Canine vomiting is always a serious problem if it continues longer than a single episode. Vomiting can cause dehydration, even if it's from a simple cause like occasional overeating or irritation of the stomach lining. However, there are times when dog vomit is an indicator that something is not right internally, so a trip to your veterinarian is in order.
In younger dogs, it's important to seek medical attention quickly if puppy vomiting continues for even a short period of time, as small puppies dehydrate at an alarming rate. If your puppy has worms that have developed to the point where they induce vomiting, the condition can cause damage to internal organs and even be fatal. If the cause of vomiting is hereditary or related to a birth defect, your veterinarian will be able to advise you on the best course of treatment. Never ignore vomiting as a symptom or wait to seek advice, because a delay is often deadly.
Preventing Common Vomiting
Make sure your dog does not eat too fast. If you have a dog that gulps its food, it can ingest a great deal of air along with its meal, which can cause bloating and vomiting. Instead, feed it small amounts frequently, and if necessary put large, heavy objects like rocks in its bowl, so that it has to eat around them. This way, it can't gulp its meals. Worm your dog regularly to avoid a parasite buildup that can cause vomiting.

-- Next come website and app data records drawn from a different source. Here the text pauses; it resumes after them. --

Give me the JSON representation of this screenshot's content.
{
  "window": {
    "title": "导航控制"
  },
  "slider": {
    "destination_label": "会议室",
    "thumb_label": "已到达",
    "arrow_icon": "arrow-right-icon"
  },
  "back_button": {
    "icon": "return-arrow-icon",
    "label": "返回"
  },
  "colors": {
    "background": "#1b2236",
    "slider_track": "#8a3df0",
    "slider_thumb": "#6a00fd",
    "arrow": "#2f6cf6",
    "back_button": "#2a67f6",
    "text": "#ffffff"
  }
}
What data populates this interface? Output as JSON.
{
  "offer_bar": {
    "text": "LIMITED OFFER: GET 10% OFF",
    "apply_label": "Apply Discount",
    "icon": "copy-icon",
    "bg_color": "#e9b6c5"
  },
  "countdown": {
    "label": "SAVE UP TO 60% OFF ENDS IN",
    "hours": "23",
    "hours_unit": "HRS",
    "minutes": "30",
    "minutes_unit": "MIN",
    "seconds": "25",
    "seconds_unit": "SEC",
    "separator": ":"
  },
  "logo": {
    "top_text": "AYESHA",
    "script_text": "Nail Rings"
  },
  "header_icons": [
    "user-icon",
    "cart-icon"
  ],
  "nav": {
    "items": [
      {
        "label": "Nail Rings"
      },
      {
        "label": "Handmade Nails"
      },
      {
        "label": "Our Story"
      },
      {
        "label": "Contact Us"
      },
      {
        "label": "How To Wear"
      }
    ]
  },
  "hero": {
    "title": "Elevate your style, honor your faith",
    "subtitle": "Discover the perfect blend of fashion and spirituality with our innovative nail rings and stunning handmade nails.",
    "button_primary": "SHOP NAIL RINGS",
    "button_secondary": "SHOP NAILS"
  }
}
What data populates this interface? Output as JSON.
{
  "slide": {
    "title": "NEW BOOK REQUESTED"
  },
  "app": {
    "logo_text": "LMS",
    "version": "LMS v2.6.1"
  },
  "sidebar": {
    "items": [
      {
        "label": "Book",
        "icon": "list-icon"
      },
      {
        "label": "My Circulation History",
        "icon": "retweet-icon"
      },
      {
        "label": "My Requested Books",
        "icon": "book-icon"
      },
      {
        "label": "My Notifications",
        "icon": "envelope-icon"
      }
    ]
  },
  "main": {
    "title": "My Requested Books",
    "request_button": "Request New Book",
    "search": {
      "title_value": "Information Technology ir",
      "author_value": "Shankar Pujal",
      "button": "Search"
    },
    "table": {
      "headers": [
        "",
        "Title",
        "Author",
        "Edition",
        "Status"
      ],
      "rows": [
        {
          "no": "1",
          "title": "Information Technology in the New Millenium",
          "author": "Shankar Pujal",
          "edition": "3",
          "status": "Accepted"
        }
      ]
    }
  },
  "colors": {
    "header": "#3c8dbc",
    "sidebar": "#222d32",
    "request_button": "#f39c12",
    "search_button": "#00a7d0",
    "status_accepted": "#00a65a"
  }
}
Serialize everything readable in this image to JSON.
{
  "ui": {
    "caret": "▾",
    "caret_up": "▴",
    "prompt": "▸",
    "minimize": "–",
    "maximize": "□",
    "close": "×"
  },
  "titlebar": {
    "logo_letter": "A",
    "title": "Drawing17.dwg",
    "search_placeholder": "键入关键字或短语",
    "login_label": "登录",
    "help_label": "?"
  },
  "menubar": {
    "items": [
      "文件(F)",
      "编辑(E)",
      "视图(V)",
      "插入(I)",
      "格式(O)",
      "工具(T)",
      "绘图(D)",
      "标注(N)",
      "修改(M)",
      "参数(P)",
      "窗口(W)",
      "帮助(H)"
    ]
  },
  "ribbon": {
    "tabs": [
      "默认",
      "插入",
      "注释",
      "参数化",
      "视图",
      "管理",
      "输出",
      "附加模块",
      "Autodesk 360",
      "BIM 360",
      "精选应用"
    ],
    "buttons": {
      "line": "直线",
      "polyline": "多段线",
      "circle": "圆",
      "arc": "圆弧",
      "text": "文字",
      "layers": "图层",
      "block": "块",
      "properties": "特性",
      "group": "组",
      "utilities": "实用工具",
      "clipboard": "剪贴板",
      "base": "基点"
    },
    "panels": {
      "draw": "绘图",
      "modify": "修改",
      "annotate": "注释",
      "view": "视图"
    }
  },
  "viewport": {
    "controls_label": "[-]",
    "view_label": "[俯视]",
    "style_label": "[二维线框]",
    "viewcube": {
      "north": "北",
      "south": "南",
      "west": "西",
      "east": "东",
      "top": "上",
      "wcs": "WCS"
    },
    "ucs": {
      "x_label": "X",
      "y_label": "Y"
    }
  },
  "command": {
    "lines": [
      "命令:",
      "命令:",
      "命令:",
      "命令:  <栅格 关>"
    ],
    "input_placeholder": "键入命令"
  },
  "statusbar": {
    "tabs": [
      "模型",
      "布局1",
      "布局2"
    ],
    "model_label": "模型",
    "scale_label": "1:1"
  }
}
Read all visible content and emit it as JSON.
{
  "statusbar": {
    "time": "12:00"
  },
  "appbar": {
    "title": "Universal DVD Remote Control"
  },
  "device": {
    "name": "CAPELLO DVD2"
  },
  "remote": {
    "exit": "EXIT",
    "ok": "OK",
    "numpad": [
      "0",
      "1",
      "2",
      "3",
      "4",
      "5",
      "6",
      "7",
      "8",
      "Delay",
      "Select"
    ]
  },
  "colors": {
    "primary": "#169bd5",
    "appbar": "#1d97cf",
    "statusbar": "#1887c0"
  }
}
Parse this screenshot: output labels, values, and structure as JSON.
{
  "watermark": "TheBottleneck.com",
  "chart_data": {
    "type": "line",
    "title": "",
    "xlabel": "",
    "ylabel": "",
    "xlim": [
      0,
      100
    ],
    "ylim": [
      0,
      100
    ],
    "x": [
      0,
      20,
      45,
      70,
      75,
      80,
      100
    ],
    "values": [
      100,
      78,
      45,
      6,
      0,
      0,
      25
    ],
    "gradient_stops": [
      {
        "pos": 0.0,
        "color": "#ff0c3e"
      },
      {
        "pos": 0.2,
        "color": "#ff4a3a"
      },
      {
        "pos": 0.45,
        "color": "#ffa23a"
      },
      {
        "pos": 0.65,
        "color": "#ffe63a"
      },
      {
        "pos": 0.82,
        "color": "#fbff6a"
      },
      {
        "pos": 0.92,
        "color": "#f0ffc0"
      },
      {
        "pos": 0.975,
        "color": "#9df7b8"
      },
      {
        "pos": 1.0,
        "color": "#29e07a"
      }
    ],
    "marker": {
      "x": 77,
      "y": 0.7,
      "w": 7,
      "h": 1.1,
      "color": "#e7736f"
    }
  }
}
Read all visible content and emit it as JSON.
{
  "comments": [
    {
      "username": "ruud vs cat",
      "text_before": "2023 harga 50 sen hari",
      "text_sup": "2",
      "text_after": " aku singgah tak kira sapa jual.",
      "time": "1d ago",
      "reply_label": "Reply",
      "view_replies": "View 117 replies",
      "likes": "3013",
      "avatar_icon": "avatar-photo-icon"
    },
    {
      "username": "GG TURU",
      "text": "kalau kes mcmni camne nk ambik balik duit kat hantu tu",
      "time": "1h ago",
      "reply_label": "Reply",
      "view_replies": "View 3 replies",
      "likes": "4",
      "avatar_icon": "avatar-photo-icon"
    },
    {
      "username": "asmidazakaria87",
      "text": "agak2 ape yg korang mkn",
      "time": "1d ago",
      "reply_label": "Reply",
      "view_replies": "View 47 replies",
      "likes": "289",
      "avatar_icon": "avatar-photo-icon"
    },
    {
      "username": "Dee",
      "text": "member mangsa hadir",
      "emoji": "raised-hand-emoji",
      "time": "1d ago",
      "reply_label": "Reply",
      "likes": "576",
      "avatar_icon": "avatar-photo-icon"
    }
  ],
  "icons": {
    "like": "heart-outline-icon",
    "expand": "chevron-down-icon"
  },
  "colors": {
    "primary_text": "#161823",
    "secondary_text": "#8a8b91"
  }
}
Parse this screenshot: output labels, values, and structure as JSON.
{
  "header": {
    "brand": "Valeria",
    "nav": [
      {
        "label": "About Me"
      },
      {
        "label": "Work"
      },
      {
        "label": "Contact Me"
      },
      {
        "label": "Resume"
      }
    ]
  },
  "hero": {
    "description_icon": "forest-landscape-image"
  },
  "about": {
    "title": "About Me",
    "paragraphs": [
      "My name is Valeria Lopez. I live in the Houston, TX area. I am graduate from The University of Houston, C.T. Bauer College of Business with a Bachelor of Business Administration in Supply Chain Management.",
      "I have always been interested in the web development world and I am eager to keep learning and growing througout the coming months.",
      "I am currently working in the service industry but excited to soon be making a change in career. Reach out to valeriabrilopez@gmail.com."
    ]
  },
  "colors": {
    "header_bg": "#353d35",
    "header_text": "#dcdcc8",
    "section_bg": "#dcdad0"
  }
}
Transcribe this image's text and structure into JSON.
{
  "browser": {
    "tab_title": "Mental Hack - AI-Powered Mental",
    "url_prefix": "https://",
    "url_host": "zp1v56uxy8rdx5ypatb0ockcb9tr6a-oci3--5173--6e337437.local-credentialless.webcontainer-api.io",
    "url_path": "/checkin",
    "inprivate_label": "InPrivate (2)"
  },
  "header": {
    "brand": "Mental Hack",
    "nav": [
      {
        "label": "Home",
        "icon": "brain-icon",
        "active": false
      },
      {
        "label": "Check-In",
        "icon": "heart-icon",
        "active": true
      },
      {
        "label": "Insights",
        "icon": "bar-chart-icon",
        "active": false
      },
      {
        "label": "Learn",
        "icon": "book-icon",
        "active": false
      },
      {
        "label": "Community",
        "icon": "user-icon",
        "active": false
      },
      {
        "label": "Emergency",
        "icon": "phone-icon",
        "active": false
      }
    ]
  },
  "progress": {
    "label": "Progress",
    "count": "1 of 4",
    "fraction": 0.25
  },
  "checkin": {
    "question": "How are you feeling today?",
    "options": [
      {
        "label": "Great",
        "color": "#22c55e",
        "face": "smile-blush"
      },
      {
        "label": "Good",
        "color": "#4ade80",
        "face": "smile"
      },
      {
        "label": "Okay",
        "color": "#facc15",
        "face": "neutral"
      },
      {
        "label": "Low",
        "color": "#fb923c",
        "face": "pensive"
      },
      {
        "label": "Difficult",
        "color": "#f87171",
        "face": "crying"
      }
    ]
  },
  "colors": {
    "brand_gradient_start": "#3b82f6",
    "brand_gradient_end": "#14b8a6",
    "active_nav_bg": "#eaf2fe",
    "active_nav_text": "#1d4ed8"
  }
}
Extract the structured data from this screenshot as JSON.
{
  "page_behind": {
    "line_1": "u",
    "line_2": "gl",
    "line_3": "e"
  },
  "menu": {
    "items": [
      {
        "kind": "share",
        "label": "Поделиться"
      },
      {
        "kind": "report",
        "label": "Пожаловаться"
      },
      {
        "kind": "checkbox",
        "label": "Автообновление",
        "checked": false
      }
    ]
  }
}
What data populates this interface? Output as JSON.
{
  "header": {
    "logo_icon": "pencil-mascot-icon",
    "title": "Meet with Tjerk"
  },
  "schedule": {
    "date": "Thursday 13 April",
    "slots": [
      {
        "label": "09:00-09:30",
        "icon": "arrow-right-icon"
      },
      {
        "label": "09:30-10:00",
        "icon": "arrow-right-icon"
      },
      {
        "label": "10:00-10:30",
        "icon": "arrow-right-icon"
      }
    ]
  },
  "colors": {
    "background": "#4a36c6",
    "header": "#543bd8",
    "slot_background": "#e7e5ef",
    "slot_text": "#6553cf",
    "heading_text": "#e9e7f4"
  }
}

Once you determine the cause of your dog's vomiting and decide on a course of treatment, keeping your pet comfortable is your next concern. If your dog has experienced repeated vomiting, it is likely it will be very tired and will appreciate a comfortable, warm place to sleep. Make sure it gets plenty of water, and if it is not drinking well, ask your vet about possible IV intervention. Providing Pedialyte is also helpful because it helps replace lost electrolytes.